Saturday, October 13, 2007

'The inconvenient truth' by 'the inconvenient leader'

For those who haven't heard about it, next monday (October 15th) is the 'Blog Action Day', and the chosen subject for this year's is THE ENVIRONMENT. As many (if not most of you) are aware of, this could be called the year of the environment issue, and the recently awarded Nobel peace prize to Al Gore is the last of the facts pointing this out. He has been the leader of this newly re-empowered environmental debate, and started this monothematic year with his film "An inconvenient truth" and the Oscar it was awarded. This debate is gaining speed and power like a hurricane travelling in the pacific, and Al was smart enough to position himself leading the debate rather than being swalowed into it (as every politician in campaign in the next month will be).

Fact: The word's climate is changing. Cientists all over the world will give you reliable data on this (it is not my intention to fill this bloog with numbers, so I will not produce any data on it, but rather show you an starting point to read about it. And there's no better place to start such an investigation as the Wikipedia). And human intervention has been probably the most important factor for this change, so human intervention (and that means EVERY individual) must help to stop it.

Fact: Al Gore is a succesful bussiness man and a successful politician. And a man whose opinions about environment and his support of the environmentalist lobbies in the U.S. (mutual support, I must point) is not recent. And he has helped to raise the issue.

Then why do I call him the 'inconvenient leader'? First of all I want to make public my own position about this: We can (and we must) do more for the environment. Politicians and leaders of the world should consider it a first-priority and do their part (lead). But Al Gore is a worldwide kwnow man. With his help the issue reached the Oscars and a popularity it couldn't have reached on its own. But once such thing happened, there is an unavoidable risk of making a public enterteinment ot of it. Once the issue reached the first page of newspapers, the public demanded more. And there are lots of journalists working everyday all around the world. And now we know how much electricity Al Gore's house consumes. And his bussiness. And how much more than the american average that represents. And people raises and debates if he should run for president of the U.S. (I find it particulary funny to use an India's news site to show this: this discussion is now REALLY gone world wide, but there's others - by the way, how many of you believe this was casual and Gore himself didn't want this to happen, that he was asked to be back to active politics? I still have my own mind to male). And .... oh jeezz! We forgot the facts!!! We almost forgot about the environment, for a while!!!!!

There's other side of this: We've let a politician LEAD the discussion. That's fine. But we've also let a politician teach us the facts. And that's not so fine. Because he is a great communicator (or his team of co-workers is, don't forget politicians get a lot of help to build their public face), but a not-so-great science man.

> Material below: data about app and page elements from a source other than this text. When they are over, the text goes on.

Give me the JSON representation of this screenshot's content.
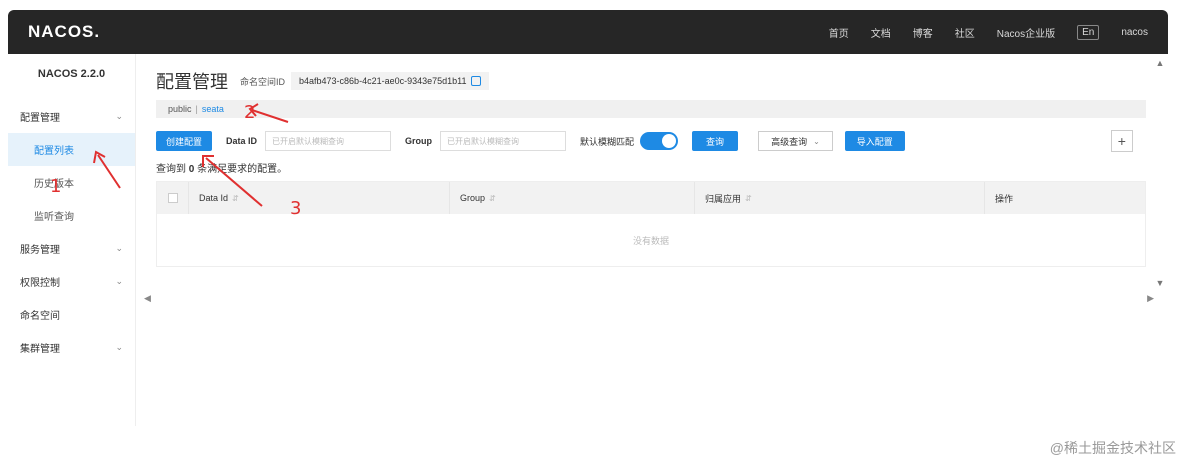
{
  "topbar": {
    "logo": "NACOS.",
    "nav": [
      "首页",
      "文档",
      "博客",
      "社区",
      "Nacos企业版",
      "En",
      "nacos"
    ]
  },
  "sidebar": {
    "version": "NACOS 2.2.0",
    "items": [
      {
        "label": "配置管理",
        "chevron": "⌄"
      },
      {
        "label": "配置列表"
      },
      {
        "label": "历史版本"
      },
      {
        "label": "监听查询"
      },
      {
        "label": "服务管理",
        "chevron": "⌄"
      },
      {
        "label": "权限控制",
        "chevron": "⌄"
      },
      {
        "label": "命名空间"
      },
      {
        "label": "集群管理",
        "chevron": "⌄"
      }
    ]
  },
  "main": {
    "title": "配置管理",
    "namespace_label": "命名空间ID",
    "namespace_id": "b4afb473-c86b-4c21-ae0c-9343e75d1b11",
    "breadcrumb": {
      "first": "public",
      "sep": "|",
      "current": "seata"
    },
    "search": {
      "create_button": "创建配置",
      "data_id_label": "Data ID",
      "data_id_placeholder": "已开启默认模糊查询",
      "group_label": "Group",
      "group_placeholder": "已开启默认模糊查询",
      "fuzzy_label": "默认模糊匹配",
      "query_button": "查询",
      "advanced_button": "高级查询",
      "import_button": "导入配置",
      "plus": "+"
    },
    "result": {
      "prefix": "查询到",
      "count": "0",
      "suffix": "条满足要求的配置。"
    },
    "table": {
      "columns": [
        "Data Id",
        "Group",
        "归属应用",
        "操作"
      ],
      "empty": "没有数据"
    }
  },
  "annotations": [
    "1",
    "2",
    "3"
  ],
  "watermark": "@稀土掘金技术社区",
  "colors": {
    "accent": "#1e8ae4",
    "topbar": "#262626",
    "annotation": "#e03030"
  }
}
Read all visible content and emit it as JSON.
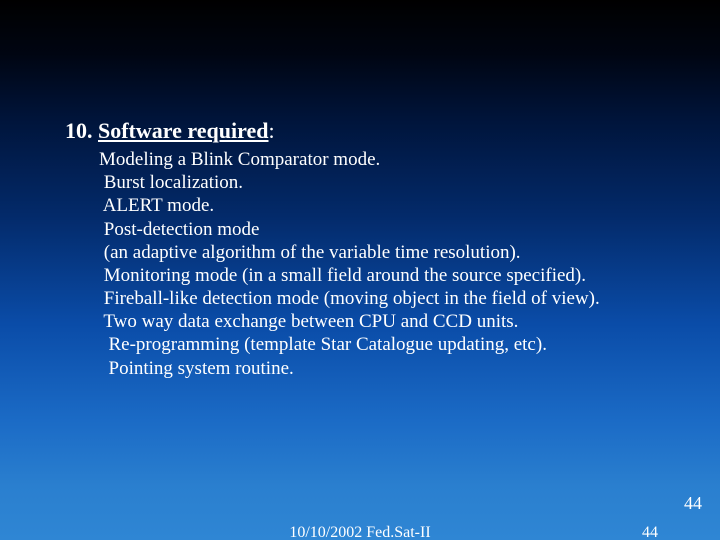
{
  "heading": {
    "number": "10.",
    "title": "Software required",
    "suffix": ":"
  },
  "lines": {
    "l0": "Modeling a Blink Comparator mode.",
    "l1": " Burst localization.",
    "l2": " ALERT mode.",
    "l3": " Post-detection mode",
    "l4": " (an adaptive algorithm of the variable time resolution).",
    "l5": " Monitoring mode (in a small field around the source specified).",
    "l6": " Fireball-like detection mode (moving object in the field of view).",
    "l7": " Two way data exchange between CPU and CCD units.",
    "l8": "  Re-programming (template Star Catalogue updating, etc).",
    "l9": "  Pointing system routine."
  },
  "footer": {
    "date": "10/10/2002 Fed.Sat-II",
    "page_inner": "44",
    "page_outer": "44"
  }
}
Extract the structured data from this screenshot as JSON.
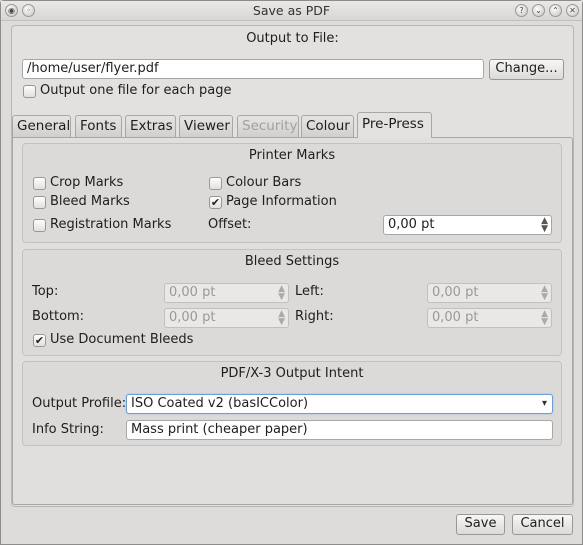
{
  "window": {
    "title": "Save as PDF"
  },
  "output": {
    "heading": "Output to File:",
    "file_path": "/home/user/flyer.pdf",
    "change_button": "Change...",
    "one_file_per_page_label": "Output one file for each page",
    "one_file_per_page_checked": false
  },
  "tabs": [
    {
      "label": "General"
    },
    {
      "label": "Fonts"
    },
    {
      "label": "Extras"
    },
    {
      "label": "Viewer"
    },
    {
      "label": "Security",
      "disabled": true
    },
    {
      "label": "Colour"
    },
    {
      "label": "Pre-Press",
      "active": true
    }
  ],
  "printer_marks": {
    "title": "Printer Marks",
    "crop_marks": {
      "label": "Crop Marks",
      "checked": false
    },
    "bleed_marks": {
      "label": "Bleed Marks",
      "checked": false
    },
    "registration_marks": {
      "label": "Registration Marks",
      "checked": false
    },
    "colour_bars": {
      "label": "Colour Bars",
      "checked": false
    },
    "page_information": {
      "label": "Page Information",
      "checked": true
    },
    "offset_label": "Offset:",
    "offset_value": "0,00 pt"
  },
  "bleed": {
    "title": "Bleed Settings",
    "top_label": "Top:",
    "top_value": "0,00 pt",
    "bottom_label": "Bottom:",
    "bottom_value": "0,00 pt",
    "left_label": "Left:",
    "left_value": "0,00 pt",
    "right_label": "Right:",
    "right_value": "0,00 pt",
    "use_document_bleeds": {
      "label": "Use Document Bleeds",
      "checked": true
    }
  },
  "intent": {
    "title": "PDF/X-3 Output Intent",
    "profile_label": "Output Profile:",
    "profile_value": "ISO Coated v2 (basICColor)",
    "info_label": "Info String:",
    "info_value": "Mass print (cheaper paper)"
  },
  "buttons": {
    "save": "Save",
    "cancel": "Cancel"
  },
  "icons": {
    "check": "✔",
    "spin": "⌃⌄",
    "dropdown": "⌄"
  }
}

And he distorted the facts so they look sexier. Also, he is a politician, so he has enemies. In his own party and in every other party. And so this turns into a public fight on 'whose speech is more beautifull'. And also it doesn't help to the issue, because in the world of 'proffessional politics' the truth behind what's said is less important than 'how true and impressive what I say looks'. And everybody knows that, so a lot of importance is taken away from it.

So I think it is fine for politicians to be part of the debate, since they are the public's voice. But it is inconvenient for the issue itself to have them 'creating' and 'moderating' the debate, specially in an issue like the environment which needs everybody behind and pushing, not half the people pushing against the other half. He is inconvenient for the debate. He is inconvenient for the issue. He might even hurt both the debate and the issue. The bad news is that there's no way back. So all we can (and must) do is try to keep the issue on his trails. Don't rush to Mr. Gore's defense. Just rush to the earth's defense. Rush to keep the debate alive, but the REAL debate. Forget that the circus came to town. Because when the circus leaves, and the lights go out and the microphones are lent to some other folk that looks nice on screen, it is us who will remain. And there will still be a lot of work to do.


Please alow me to introduce a side note. I don't want to conclude my intervention without saying this: I do not agree with the chosen subject for this year's Blog Action Day. I think environment is an important issue but there are more important ones. Environment protection is a First World concern, most of the rest of the world is more concerned by survival, feeding everybody or cutting their strangling economic ties with the first world so they can build a prosper economy and start concerning by the future of the world instead of the future of themselves or their children. But sorry, I forgot: Blogs are written in the self-called 'First World'. And read in the 'Frist World'. So let's get involved. And let's not think if what we choose to care about is what the world needs us (urges us) to care about. Solidarity should start by finding what others need of us.

1 comment:

Ragna said...

I can't disagree more with your conclusion.

Environment change is not only a FW issue. Climatic changes do not create a proper environment for the economics and survival of the third world country.

The first effect of the climatic changes that we are getting is a more unpredictable and destructive nature. Floods, hurricanes, storms...